Today, apart from my regular daily update on World War Two as a documentary and a map gaming project I managed a little painting and preparation.
First I found the 1/600 Lancaster models that had failed to successfully acquire a magnet to attach to their flying stand and tried a new application. This is a particularly difficult prospect, fighting the strength of “Gorilla Glue” against the desire of every “rare earth” magnet to fly off and find the nearest piece of steel.
Then I applied a wash of “Coat d’Armes” Russian Brown paint to several 1944 allied tanks, including the failed 3d prints of Cromwell tanks that I now intend to use as destroyed tank models.
I have had a major clear out and tidy up of the Shedquarters, because tomorrow a group of young local lads will be visiting the Shedquarters to try their hand at a wargame for the first time.

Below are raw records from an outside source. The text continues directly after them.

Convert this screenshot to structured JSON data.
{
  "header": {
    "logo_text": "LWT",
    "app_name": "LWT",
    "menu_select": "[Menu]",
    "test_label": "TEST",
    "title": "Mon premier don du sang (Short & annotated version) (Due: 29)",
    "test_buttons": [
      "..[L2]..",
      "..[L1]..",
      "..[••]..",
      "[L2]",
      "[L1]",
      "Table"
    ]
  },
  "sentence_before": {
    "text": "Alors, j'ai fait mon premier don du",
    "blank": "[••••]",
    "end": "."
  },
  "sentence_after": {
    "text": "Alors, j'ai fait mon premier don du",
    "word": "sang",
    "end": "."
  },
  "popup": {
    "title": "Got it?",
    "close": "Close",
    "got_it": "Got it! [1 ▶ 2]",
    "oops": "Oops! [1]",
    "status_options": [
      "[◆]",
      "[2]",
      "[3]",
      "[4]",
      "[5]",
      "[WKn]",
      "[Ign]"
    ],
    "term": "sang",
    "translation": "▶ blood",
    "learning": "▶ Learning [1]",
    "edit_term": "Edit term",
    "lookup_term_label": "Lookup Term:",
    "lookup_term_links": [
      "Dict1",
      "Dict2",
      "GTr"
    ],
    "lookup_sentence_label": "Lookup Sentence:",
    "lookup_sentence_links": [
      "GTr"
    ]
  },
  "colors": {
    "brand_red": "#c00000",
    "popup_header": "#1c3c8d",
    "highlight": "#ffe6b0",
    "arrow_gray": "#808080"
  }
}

I am chucking one of them in at the deep end, as he has one company of Polish paratroopers with a 20mm AT gun against three companies of PanzerGrenadiers, one company of recruits and three batteries of medium/heavy artillery.
But they are hiding in the ruins of what used to be Arnhem. some pictures follow:
But still somehow this all looks too neat and tidy. I have to leave room to place the troop bases, but I would sill prefer a more “organic” look, especially after the destruction. The “aerial” shots make it look like the bulldozers have been in and it’s at least a month after the battle.
This morning I have spent an hour painting the windows of 1/300 model buildings. I only spent an hour on the job because I detest painting the windows of 1/300 model buildings. And the reason why I detest doing it is because I am no bloody good at it.
That’s why there is no accompanying photograph.
Apart from trying to fit the paintbrush within the framework without wobbling, trying to get a realistic look eludes me. Normally I use a metallic gun metal paint. Today I tried darkening with Coat d’Arms “Magic Metal”, but it’s still not right. I was sitting in the garden comparing my efforts with the windows of surrounding houses. They are a sort of reflective dark grey, lightening a little when the sun comes out.
What they are not – and I can never understand the use of this on models – is blue. I frequently see this and have bought professionally painted models with glaring blue models, so I am guessing it is a convention amongst painters.
The most outrageous example was on the timber temporary buildings used at the Waterloo 200th anniversary re-enactment, where full-sized windows were painted bright blue. Why?
But, until I can get it right, who am I to criticize?
Back into my 6mm gaming mode I am setting up the battlefield for the next game in the Market Garden campaign.
About 1/6 of the table is a built-up area and I have populated it with a set of model buildings from my store. Some of these are most inappropriate for the Netherlands, particularly the Kentish oast houses, but I am taking the opportunity to paint every building taken from the box before replacing the wrong’uns with more geographically relevant structures.
So for the time being, the area looks like this:
This is a mixture of buildings from Various manufacturers and some home printed models.
I cannot remember if it was Bob Cordery or Chris Kemp who recently alerted me via their blog to the board game Santorini. Anyway, I ordered a copy forthwith.
Forget the game. In the box there are component to make buildings:
22 ground floor/level 1 square pieces;
18 first floor/level 2 square pieces, which can also be stacked together to make higher structures or sit on the ground as houses in their own right;
14 second floor/level 3 octagonal colonnades with a square base;
18 hemispherical cupolas.
That’s enough for a decent sized town, and for less than 25 quid!
All the sections are hollow and the first two will take a 2cm x 2cm base of 6mm figures inside or on the roof.
In the photo’ below are the four components and one full building. A 6mm Irregular Miniatures unpainted insurgent is added for scale. Incidentally, each face of the first two levels is different, to add some variety to the street.
A lick of paint and these will do nicely, thank you.